According to Mayor Hill, one of his businesses dodged an expensive bullet about six weeks ago, when they received confirmation from a local bank concerning a large money transfer that had not been authorized.

Apparently, hackers used their system to send an emailed request that appeared legit.

Thankfully, the mistake was caught within 30 minutes.

“We got it back,” says Mayor Hill, although it took 72 hours “of total panic” before the issue was completely resolved.

Hill advises citizens to be careful with emails and, if the wording sounds off, to call the sender to confirm.

Hacking is a pervasive problem, and has made the news several times this year.

On April 6, the City of Dallas had all 156 of their emergency sirens go off during a two-hour period, beginning around 11:30 p.m.  As a result, their dispatch center was inundated with four times the normal amount of calls.  Hacking was identified as the culprit.

Earlier this year, Northside ISD in San Antonio announced a major breach in their system caused by hacking into teacher emails.  At risk may be personal information such as names, addresses and dates of birth.

Approved by Fairfield Council during this meeting include the following:
–Resolution regarding rate change for Oncor Electric.
–Annual contract with Freestone County Fair Association.
–Electrical work to rodeo grounds.

Tabled for future meetings:
–Municipal Telecommunications right-of-way access line rates.
–Amendment to Water Ordinance regarding water rates.

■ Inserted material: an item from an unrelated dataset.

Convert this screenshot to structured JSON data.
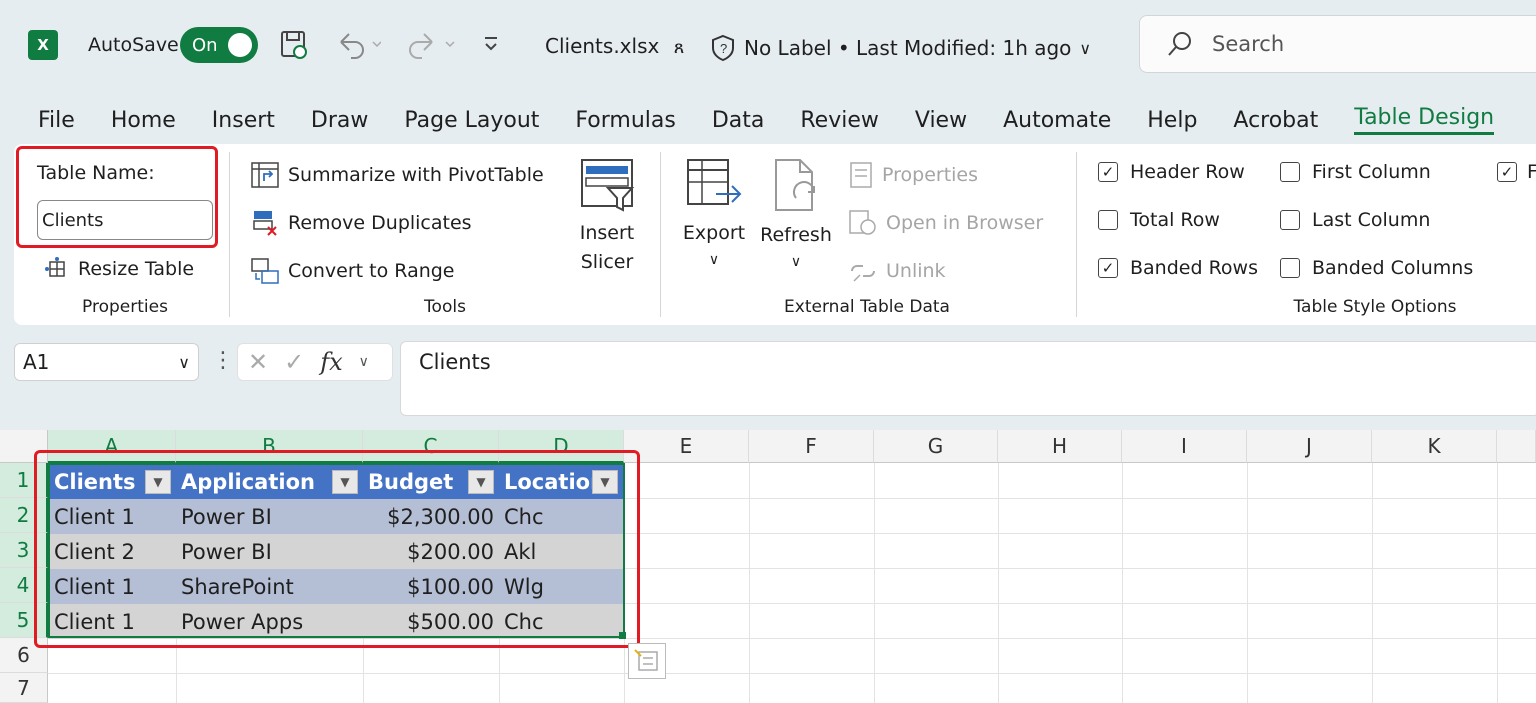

Correction:  This front page article incorrectly identified the hackers as attacking accounts from the City of Fairfield.  While the subject was discussed during a City Council meeting, it was NOT an event that affected the City, in any way.